DATA TO USE -

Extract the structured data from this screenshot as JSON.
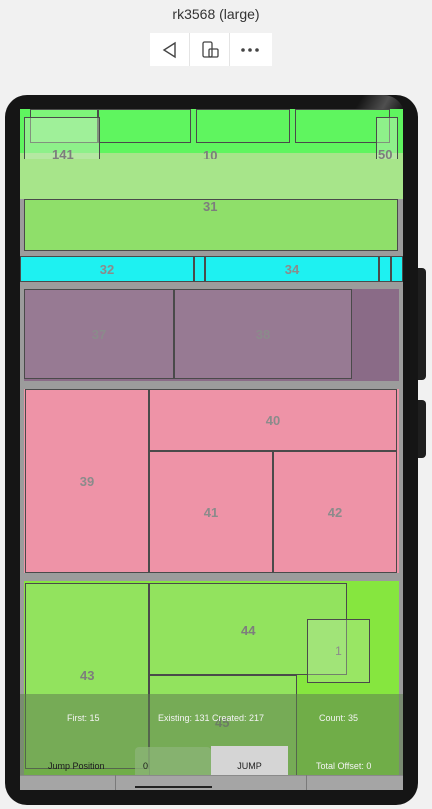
{
  "header": {
    "title": "rk3568 (large)"
  },
  "toolbar": {
    "back_icon": "back-triangle-icon",
    "rotate_icon": "device-rotate-icon",
    "more_icon": "more-dots-icon"
  },
  "colors": {
    "green_bright": "#5ff55f",
    "green_light": "#a7e58a",
    "green_mid": "#8fdf6a",
    "cyan": "#1ef1f1",
    "purple": "#8f6f8a",
    "pink": "#ee93a7",
    "lime": "#8fe35f"
  },
  "grid": {
    "row1": {
      "label_141": "141",
      "label_10": "10",
      "label_50": "50"
    },
    "row2": {
      "label_31": "31"
    },
    "row3": {
      "label_32": "32",
      "label_34": "34"
    },
    "row4": {
      "label_37": "37",
      "label_38": "38"
    },
    "row5": {
      "label_39": "39",
      "label_40": "40",
      "label_41": "41",
      "label_42": "42"
    },
    "row6": {
      "label_43": "43",
      "label_44": "44",
      "label_1": "1",
      "label_45": "45"
    }
  },
  "status": {
    "first": "First: 15",
    "existing": "Existing: 131 Created: 217",
    "count": "Count: 35",
    "jump_position_label": "Jump Position",
    "jump_input_value": "0",
    "jump_button": "JUMP",
    "total_offset": "Total Offset: 0"
  }
}
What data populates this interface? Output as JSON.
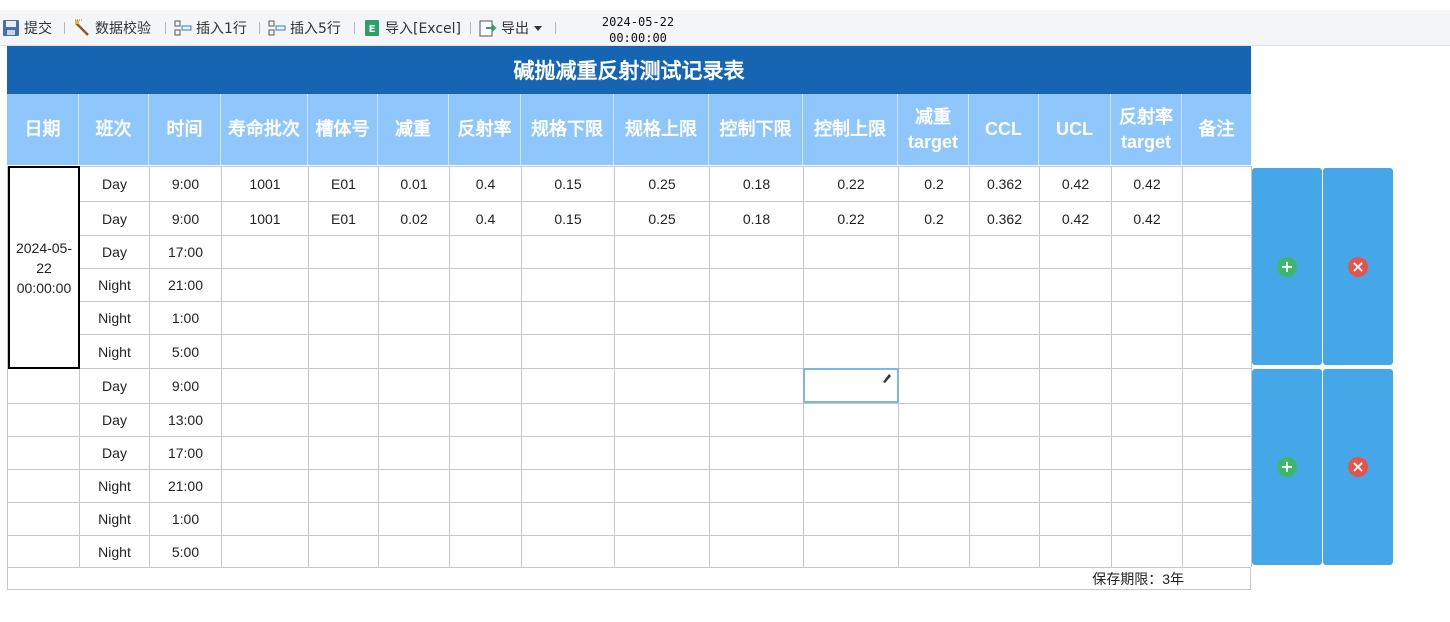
{
  "toolbar": {
    "submit": "提交",
    "validate": "数据校验",
    "insert1": "插入1行",
    "insert5": "插入5行",
    "import": "导入[Excel]",
    "export": "导出",
    "date_line1": "2024-05-22",
    "date_line2": "00:00:00"
  },
  "title": "碱抛减重反射测试记录表",
  "headers": {
    "date": "日期",
    "shift": "班次",
    "time": "时间",
    "life_batch": "寿命批次",
    "tank": "槽体号",
    "weight_loss": "减重",
    "reflectance": "反射率",
    "spec_low": "规格下限",
    "spec_high": "规格上限",
    "ctrl_low": "控制下限",
    "ctrl_high": "控制上限",
    "wl_target_1": "减重",
    "wl_target_2": "target",
    "ccl": "CCL",
    "ucl": "UCL",
    "refl_target_1": "反射率",
    "refl_target_2": "target",
    "remark": "备注"
  },
  "date_cell": {
    "line1": "2024-05-",
    "line2": "22",
    "line3": "00:00:00"
  },
  "rows": [
    {
      "shift": "Day",
      "time": "9:00",
      "batch": "1001",
      "tank": "E01",
      "wl": "0.01",
      "refl": "0.4",
      "slo": "0.15",
      "shi": "0.25",
      "clo": "0.18",
      "chi": "0.22",
      "wlt": "0.2",
      "ccl": "0.362",
      "ucl": "0.42",
      "rt": "0.42"
    },
    {
      "shift": "Day",
      "time": "9:00",
      "batch": "1001",
      "tank": "E01",
      "wl": "0.02",
      "refl": "0.4",
      "slo": "0.15",
      "shi": "0.25",
      "clo": "0.18",
      "chi": "0.22",
      "wlt": "0.2",
      "ccl": "0.362",
      "ucl": "0.42",
      "rt": "0.42"
    },
    {
      "shift": "Day",
      "time": "17:00"
    },
    {
      "shift": "Night",
      "time": "21:00"
    },
    {
      "shift": "Night",
      "time": "1:00"
    },
    {
      "shift": "Night",
      "time": "5:00"
    },
    {
      "shift": "Day",
      "time": "9:00"
    },
    {
      "shift": "Day",
      "time": "13:00"
    },
    {
      "shift": "Day",
      "time": "17:00"
    },
    {
      "shift": "Night",
      "time": "21:00"
    },
    {
      "shift": "Night",
      "time": "1:00"
    },
    {
      "shift": "Night",
      "time": "5:00"
    }
  ],
  "footer": "保存期限：3年",
  "side_buttons": {
    "add_glyph": "+",
    "delete_glyph": "×"
  },
  "colors": {
    "title_bg": "#1565b3",
    "header_bg": "#8fc6fb",
    "side_btn": "#46a7e8",
    "add_icon": "#3db86b",
    "delete_icon": "#e5534b"
  }
}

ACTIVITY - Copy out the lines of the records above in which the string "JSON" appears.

RESPONSE AREA -
Extract the structured data from this screenshot as JSON.
What data populates this interface? Output as JSON.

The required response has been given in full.